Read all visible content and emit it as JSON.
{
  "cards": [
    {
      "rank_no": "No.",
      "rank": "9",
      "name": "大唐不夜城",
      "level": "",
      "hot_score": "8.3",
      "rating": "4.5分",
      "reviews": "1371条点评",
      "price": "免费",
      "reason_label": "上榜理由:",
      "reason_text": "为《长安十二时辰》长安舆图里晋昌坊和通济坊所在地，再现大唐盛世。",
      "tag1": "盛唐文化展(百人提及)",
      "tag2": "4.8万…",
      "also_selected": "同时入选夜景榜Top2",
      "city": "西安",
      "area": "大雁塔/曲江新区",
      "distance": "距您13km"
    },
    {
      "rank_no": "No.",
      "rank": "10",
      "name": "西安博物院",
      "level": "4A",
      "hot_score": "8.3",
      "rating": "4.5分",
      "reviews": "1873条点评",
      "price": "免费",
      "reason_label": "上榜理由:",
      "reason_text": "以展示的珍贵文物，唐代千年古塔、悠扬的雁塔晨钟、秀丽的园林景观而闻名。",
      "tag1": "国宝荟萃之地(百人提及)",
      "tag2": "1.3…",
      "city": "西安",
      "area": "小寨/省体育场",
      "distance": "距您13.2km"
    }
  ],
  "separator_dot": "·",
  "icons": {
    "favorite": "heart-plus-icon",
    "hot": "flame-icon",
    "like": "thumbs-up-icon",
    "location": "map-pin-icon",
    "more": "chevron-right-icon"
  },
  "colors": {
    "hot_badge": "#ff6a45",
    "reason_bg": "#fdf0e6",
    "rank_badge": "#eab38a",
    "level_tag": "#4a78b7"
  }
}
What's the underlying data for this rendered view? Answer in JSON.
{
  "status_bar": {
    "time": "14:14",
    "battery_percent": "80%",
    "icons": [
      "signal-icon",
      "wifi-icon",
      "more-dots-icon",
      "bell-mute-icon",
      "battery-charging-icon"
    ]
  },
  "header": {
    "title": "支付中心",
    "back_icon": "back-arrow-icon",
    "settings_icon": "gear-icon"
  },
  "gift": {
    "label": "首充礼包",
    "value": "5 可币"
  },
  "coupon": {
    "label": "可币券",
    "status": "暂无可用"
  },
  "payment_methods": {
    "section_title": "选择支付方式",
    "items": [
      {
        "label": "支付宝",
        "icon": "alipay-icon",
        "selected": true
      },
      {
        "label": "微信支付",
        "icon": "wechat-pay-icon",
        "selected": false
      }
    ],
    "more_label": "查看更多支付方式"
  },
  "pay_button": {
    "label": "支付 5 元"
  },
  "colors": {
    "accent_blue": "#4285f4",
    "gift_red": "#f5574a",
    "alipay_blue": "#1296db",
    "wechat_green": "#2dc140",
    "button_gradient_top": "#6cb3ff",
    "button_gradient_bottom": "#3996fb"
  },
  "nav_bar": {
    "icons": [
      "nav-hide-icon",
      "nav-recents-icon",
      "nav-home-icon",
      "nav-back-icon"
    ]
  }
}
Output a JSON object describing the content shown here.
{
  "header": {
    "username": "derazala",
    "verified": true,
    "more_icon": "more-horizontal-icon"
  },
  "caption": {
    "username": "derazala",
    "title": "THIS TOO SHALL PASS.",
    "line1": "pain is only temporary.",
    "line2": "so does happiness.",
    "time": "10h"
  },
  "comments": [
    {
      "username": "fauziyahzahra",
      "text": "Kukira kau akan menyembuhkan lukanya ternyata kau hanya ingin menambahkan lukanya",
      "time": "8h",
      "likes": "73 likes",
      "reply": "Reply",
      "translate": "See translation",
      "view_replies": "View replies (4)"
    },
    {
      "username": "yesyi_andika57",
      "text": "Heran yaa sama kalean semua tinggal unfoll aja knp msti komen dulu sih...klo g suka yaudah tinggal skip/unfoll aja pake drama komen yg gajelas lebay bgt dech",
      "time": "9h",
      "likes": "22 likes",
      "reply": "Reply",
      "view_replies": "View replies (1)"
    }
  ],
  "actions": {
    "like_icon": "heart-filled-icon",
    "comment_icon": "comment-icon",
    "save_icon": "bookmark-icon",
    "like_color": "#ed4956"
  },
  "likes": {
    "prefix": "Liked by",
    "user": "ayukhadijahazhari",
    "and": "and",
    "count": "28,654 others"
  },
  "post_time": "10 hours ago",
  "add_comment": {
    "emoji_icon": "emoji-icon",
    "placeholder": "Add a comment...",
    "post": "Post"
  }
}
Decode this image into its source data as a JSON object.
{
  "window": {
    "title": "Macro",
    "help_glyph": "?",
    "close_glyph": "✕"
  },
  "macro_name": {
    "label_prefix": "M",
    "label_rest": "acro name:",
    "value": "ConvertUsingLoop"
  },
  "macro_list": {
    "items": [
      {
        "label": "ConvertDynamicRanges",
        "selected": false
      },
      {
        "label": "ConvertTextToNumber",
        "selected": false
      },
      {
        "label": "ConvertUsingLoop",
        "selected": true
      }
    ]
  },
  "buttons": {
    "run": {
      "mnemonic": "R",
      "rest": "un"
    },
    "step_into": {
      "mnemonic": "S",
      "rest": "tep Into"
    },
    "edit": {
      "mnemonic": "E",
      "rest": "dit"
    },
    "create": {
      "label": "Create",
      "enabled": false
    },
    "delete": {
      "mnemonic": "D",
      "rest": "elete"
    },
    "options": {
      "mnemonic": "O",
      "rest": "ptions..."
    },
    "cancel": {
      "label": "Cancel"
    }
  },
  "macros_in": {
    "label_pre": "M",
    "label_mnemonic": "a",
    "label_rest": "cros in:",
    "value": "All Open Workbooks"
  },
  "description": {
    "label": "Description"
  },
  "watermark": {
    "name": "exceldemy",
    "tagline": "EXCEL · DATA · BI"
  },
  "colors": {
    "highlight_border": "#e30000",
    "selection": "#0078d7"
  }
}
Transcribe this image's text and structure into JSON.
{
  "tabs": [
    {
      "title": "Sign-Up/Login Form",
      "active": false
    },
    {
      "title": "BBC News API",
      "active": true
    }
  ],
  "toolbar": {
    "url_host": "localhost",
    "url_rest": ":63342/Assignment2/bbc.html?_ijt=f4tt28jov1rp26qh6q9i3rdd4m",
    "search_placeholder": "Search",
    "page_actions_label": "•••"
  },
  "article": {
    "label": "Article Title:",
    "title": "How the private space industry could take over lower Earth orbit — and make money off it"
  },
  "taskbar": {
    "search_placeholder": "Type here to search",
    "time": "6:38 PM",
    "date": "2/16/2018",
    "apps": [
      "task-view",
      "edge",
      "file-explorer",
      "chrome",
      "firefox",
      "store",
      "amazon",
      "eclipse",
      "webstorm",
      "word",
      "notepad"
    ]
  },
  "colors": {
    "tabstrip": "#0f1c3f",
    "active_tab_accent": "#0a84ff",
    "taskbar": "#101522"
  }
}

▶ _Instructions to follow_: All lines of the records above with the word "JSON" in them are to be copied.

▶ _Exercise result_:
Read all visible content and emit it as JSON.
What's the underlying data for this rendered view? Answer in JSON.
Output a JSON object describing the content shown here.
Decode this image into its source data as a JSON object.
Transcribe this image's text and structure into JSON.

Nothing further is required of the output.